  • Hesham Elhalawani: Hesham Elhalawani, MD, MSc is a radiation oncology clinical fellow at Cleveland Clinic. He completed a 3-year quantitative imaging biomarker research fellowship at MD Anderson Cancer Center. His deep-rooted research focus is leveraging artificial intelligence, radiomics, and imaging informatics to personalize cancer patients care. He published more than 50 peer-reviewed articles and served as a reviewer for journals and conferences, including Radiotherapy & Oncology, Red Journal, European Radiology, and AMIA conferences. He is among the editorial board of Radiology: Artificial intelligence, an RSNA publication. He has been an advocate for FAIR principles of data management via contributing to the mission and goals of NCI Cancer Imaging Program. Collaboratively with The Cancer Imaging Archive (TCIA), they publicly shared two large curated head and neck cancer datasets that included matched clinical and multi-modal imaging data. Moreover, he served on the organizing committee for the 2016 and 2018 MICCAI radiomics challenges that were hosted on Kaggle in Class to fuel the growing trend in mass crowdsource innovation.
  • Sarah Boughdad: Dr. Boughdad is currently a Fellow at the Service of Nuclear Medicine and Molecular Imaging at Lausanne University Hospital, Switzerland. In 2014, she graduated from the Medical Faculty of Paris-Sud, Paris-Saclay. She obtained her PhD in medical physics in 2018 from EOBE, Orsay University. She is an active researcher in the field of Radiomics.
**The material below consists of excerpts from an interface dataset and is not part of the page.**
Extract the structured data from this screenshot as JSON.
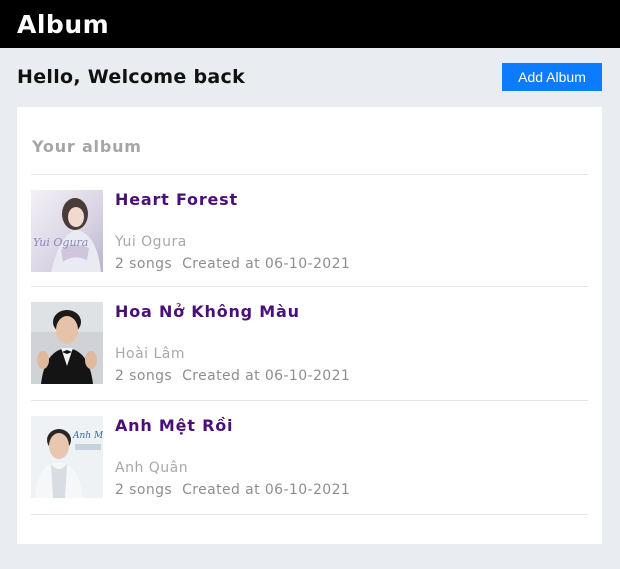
{
  "header": {
    "title": "Album"
  },
  "subheader": {
    "greeting": "Hello, Welcome back",
    "add_button": "Add Album"
  },
  "album_list": {
    "title": "Your album",
    "items": [
      {
        "name": "Heart Forest",
        "artist": "Yui Ogura",
        "songs": "2 songs",
        "created": "Created at 06-10-2021",
        "thumb_text": "Yui Ogura"
      },
      {
        "name": "Hoa Nở Không Màu",
        "artist": "Hoài Lâm",
        "songs": "2 songs",
        "created": "Created at 06-10-2021"
      },
      {
        "name": "Anh Mệt Rồi",
        "artist": "Anh Quân",
        "songs": "2 songs",
        "created": "Created at 06-10-2021",
        "thumb_text": "Anh Mệt Rồi"
      }
    ]
  }
}
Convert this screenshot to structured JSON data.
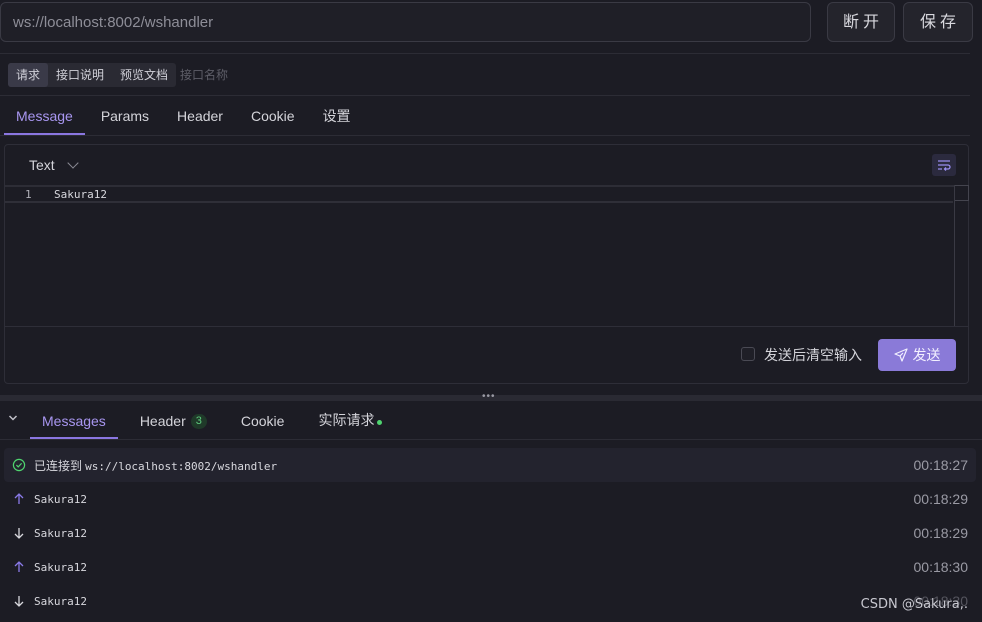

  • Mario Jreige: Mario Jreige, MD, is a nuclear medicine resident at Lausanne University Hospital, Switzerland. He has previously completed a specialization in radiology at the Saint-Joseph University, Beirut. He is a junior member of the Swiss Society of Nuclear Medicine.
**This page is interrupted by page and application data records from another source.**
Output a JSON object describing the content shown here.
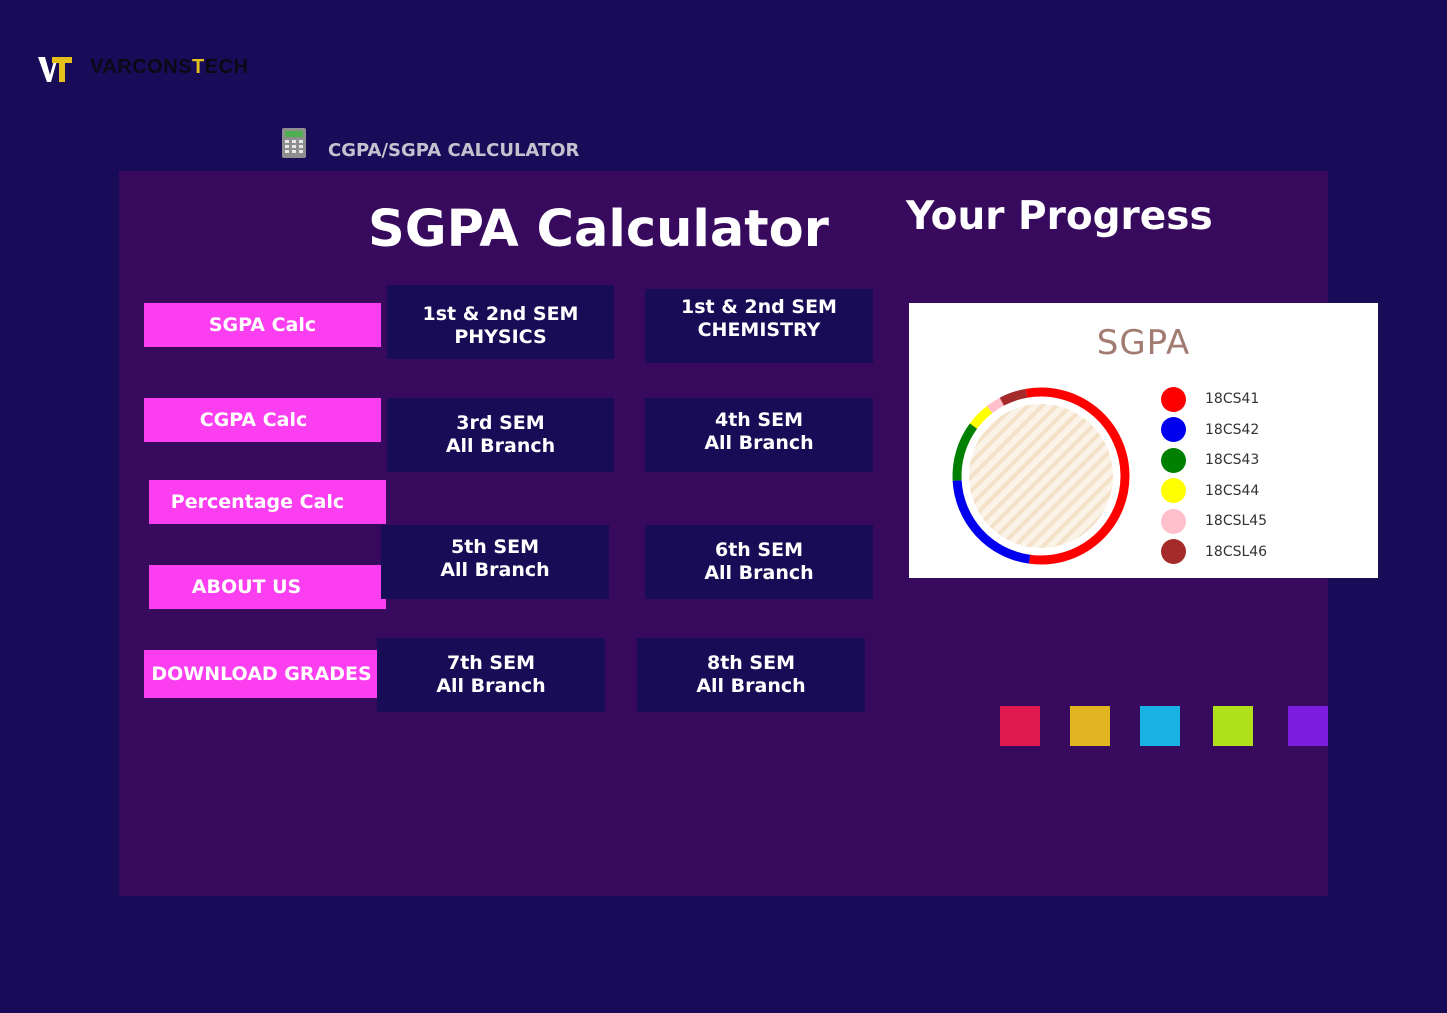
{
  "brand": {
    "mark": "VT",
    "name_prefix": "VARCONS",
    "name_accent": "T",
    "name_suffix": "ECH"
  },
  "header": {
    "icon": "calculator-icon",
    "title": "CGPA/SGPA CALCULATOR"
  },
  "main": {
    "title": "SGPA Calculator",
    "progress_title": "Your Progress"
  },
  "nav": {
    "sgpa": "SGPA Calc",
    "cgpa": "CGPA Calc",
    "percentage": "Percentage Calc",
    "about": "ABOUT US",
    "download": "DOWNLOAD GRADES"
  },
  "sems": {
    "s12_physics": "1st & 2nd SEM\nPHYSICS",
    "s12_chemistry": "1st & 2nd SEM\nCHEMISTRY",
    "s3": "3rd SEM\nAll Branch",
    "s4": "4th SEM\nAll Branch",
    "s5": "5th SEM\nAll Branch",
    "s6": "6th  SEM\nAll Branch",
    "s7": "7th SEM\nAll Branch",
    "s8": "8th SEM\nAll Branch"
  },
  "chart_data": {
    "type": "pie",
    "title": "SGPA",
    "donut": true,
    "categories": [
      "18CS41",
      "18CS42",
      "18CS43",
      "18CS44",
      "18CSL45",
      "18CSL46"
    ],
    "values": [
      50,
      20,
      10,
      4,
      2.5,
      4.5
    ],
    "colors": [
      "#ff0000",
      "#0000ee",
      "#008000",
      "#ffff00",
      "#ffc0cb",
      "#a52a2a"
    ],
    "legend_position": "right"
  },
  "swatches": [
    "#e01a4f",
    "#e2b321",
    "#17b1e3",
    "#b0e01a",
    "#7d1de0"
  ]
}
  • John O. Prior: John O. Prior, PhD MD, FEBNM has been Professor and Head of Nuclear Medicine and Molecular Imaging at Lausanne University Hospital, Switzerland since 2010. After graduating with a MSEE degree from ETH Zurich, he received a PhD in Biomedical Engineering from The University of Texas Southwestern Medical Center at Dallas and a MD from the University of Lausanne. He underwent thereafter specialization training in nuclear medicine in Lausanne and a visiting associate professorship at the University of California at Los Angeles (UCLA). Prof. Prior is currently President of the Swiss Society of Nuclear Medicine, Member of the European Association of Nuclear Medicine, the Society of Nuclear Medicine and Molecular Imaging, as well as IEEE Senior Member.
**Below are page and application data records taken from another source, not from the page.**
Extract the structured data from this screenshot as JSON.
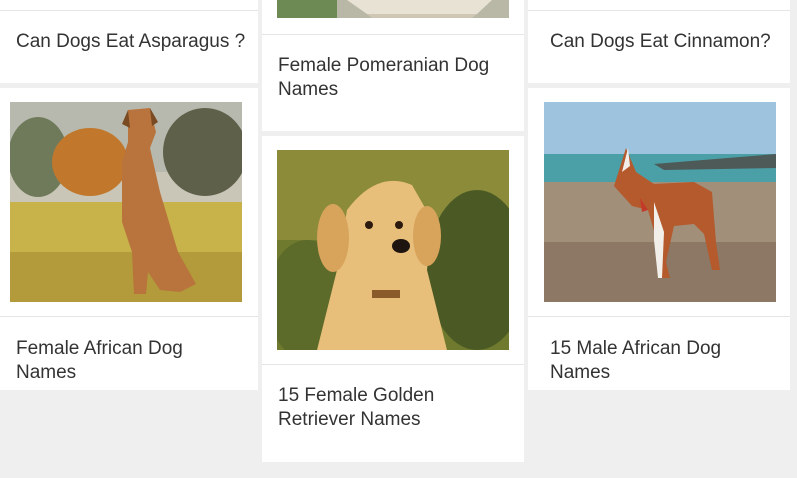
{
  "cards": {
    "asparagus": {
      "title": "Can Dogs Eat Asparagus ?",
      "image_icon": ""
    },
    "pomeranian": {
      "title": "Female Pomeranian Dog Names",
      "image_icon": "dog-bed-photo"
    },
    "cinnamon": {
      "title": "Can Dogs Eat Cinnamon?",
      "image_icon": ""
    },
    "african_female": {
      "title": "Female African Dog Names",
      "image_icon": "ridgeback-dog-photo"
    },
    "golden": {
      "title": "15 Female Golden Retriever Names",
      "image_icon": "golden-retriever-puppy-photo"
    },
    "african_male": {
      "title": "15 Male African Dog Names",
      "image_icon": "basenji-dog-beach-photo"
    }
  },
  "colors": {
    "page_bg": "#efefef",
    "card_bg": "#ffffff",
    "text": "#333333"
  }
}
  • Adrien Depeursinge: Adrien Depeursinge received the M.Sc. degree in electrical engineering from the Swiss Federal Institute of Technology (EPFL), Lausanne, Switzerland with a specialization in signal processing. From 2006 to 2010, he performed his Ph.D. thesis on medical image analysis at the University Hospitals of Geneva (HUG). He then spent two years as a Postdoctoral Fellow at the Department of Radiology of the School of Medicine at Stanford University. He has currently a joint position as an Associate Professor at the Institute of Information Systems, University of Applied Sciences Western Switzerland (HES-SO), and as a Senior Research Scientist at the Lausanne University Hospital (CHUV). A large experience in challenge organization (e.g. ImageCLEF, VISCERAL) exists in his group jointly led with Prof. Müller (MedGIFT). He also prepared a dataset of Interstitial Lung Disease (ILD) for comparison of algos open access dataset. The library contains 128 patients affected with ILDs, 108 image series with more than 41 liters of annotated lung tissue patterns as well as a comprehensive set of 99 clinical parameters related to ILDs. This dataset has become a reference for research on ILDs and the associated paper has >100 citations.